Twelve year old Sunny has spent her entire life feeling out of place, first as a Nigerian in America and now as an American in Nigeria. It doesn’t help that she is an albino, forced to stay out of the sun and looking physically out of place as well. She is surprised to discover, however, that she really IS different: she is one of the Leopard People, magic workers who live amongst the regular world. But just as Sunny is beginning her initiation into magic, she is thrust into a mystery involving a serial killer that might just have ties to the magical world.

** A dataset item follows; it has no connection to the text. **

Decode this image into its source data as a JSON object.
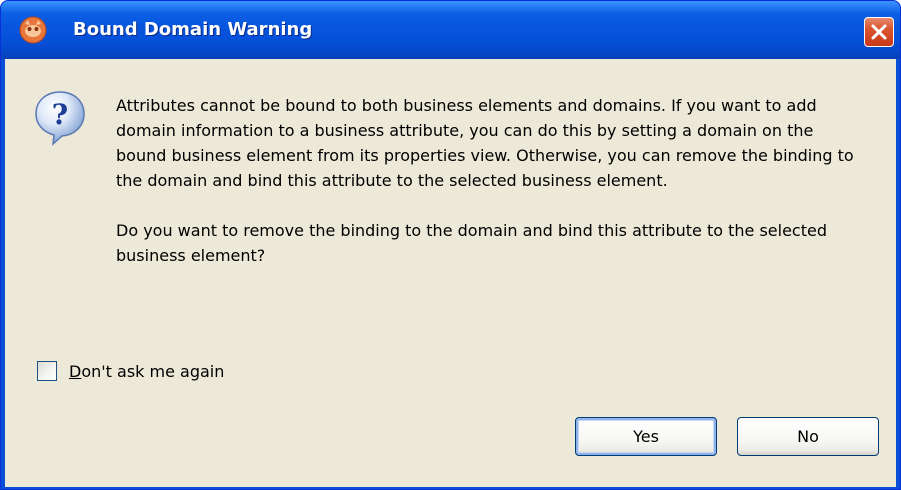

This was an excellent fantasy book. I enjoyed reading a book set in Africa that was grounded in the realities of rural Nigeria: the buses are unreliable and crowded, but the kids have cell phones. While books that takes place on this continent are admittedly rare, the few that are published seem to depict Africa as existing in a perpetual time-warp where computers or televisions are strange or nonexistant.

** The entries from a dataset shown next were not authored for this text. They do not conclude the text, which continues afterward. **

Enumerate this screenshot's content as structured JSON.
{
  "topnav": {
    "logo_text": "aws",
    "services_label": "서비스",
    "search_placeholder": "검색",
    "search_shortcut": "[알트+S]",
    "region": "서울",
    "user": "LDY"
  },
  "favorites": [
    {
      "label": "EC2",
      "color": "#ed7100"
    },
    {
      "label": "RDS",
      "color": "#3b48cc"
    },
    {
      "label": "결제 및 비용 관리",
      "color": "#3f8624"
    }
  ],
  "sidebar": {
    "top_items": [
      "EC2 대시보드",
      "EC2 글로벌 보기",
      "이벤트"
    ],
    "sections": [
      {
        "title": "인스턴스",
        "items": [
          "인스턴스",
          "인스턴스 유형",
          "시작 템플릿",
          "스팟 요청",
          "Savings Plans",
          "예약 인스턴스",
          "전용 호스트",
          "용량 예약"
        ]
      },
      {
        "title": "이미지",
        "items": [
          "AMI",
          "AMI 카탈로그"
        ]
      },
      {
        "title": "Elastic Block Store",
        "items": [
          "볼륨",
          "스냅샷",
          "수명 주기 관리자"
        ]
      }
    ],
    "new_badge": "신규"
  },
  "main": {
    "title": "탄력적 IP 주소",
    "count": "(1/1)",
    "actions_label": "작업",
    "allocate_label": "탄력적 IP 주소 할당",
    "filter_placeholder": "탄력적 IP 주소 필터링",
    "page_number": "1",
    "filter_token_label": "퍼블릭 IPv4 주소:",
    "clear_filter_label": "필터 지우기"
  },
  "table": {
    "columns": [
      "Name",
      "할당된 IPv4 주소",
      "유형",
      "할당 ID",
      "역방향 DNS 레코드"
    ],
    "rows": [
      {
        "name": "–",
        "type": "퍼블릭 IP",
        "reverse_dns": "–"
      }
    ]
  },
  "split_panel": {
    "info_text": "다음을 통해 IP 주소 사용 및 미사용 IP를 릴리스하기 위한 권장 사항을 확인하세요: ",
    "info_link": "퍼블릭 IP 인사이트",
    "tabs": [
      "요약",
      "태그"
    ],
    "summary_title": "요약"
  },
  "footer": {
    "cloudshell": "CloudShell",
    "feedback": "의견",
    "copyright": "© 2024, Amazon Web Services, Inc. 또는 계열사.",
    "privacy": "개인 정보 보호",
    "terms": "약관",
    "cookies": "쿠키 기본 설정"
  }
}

But as much as the setting helps the book to stand out from the pack of fantasy novels, the writing and story work just as hard to be distinguished. The magic system was interesting; I particularly loved that learning new things led to an instant shower of magical currency. While the prejudice against free agents – children who come into the magical world without generations of family support – is a little over-the-top, I was willing to overlook it as a means for the author to both convey attitudes and do a little more-or-less subtle info-dumping.
Recommended for anyone who enjoys fantasy. Some of the serial killing implications could be a little upsetting, but the book never becomes gory.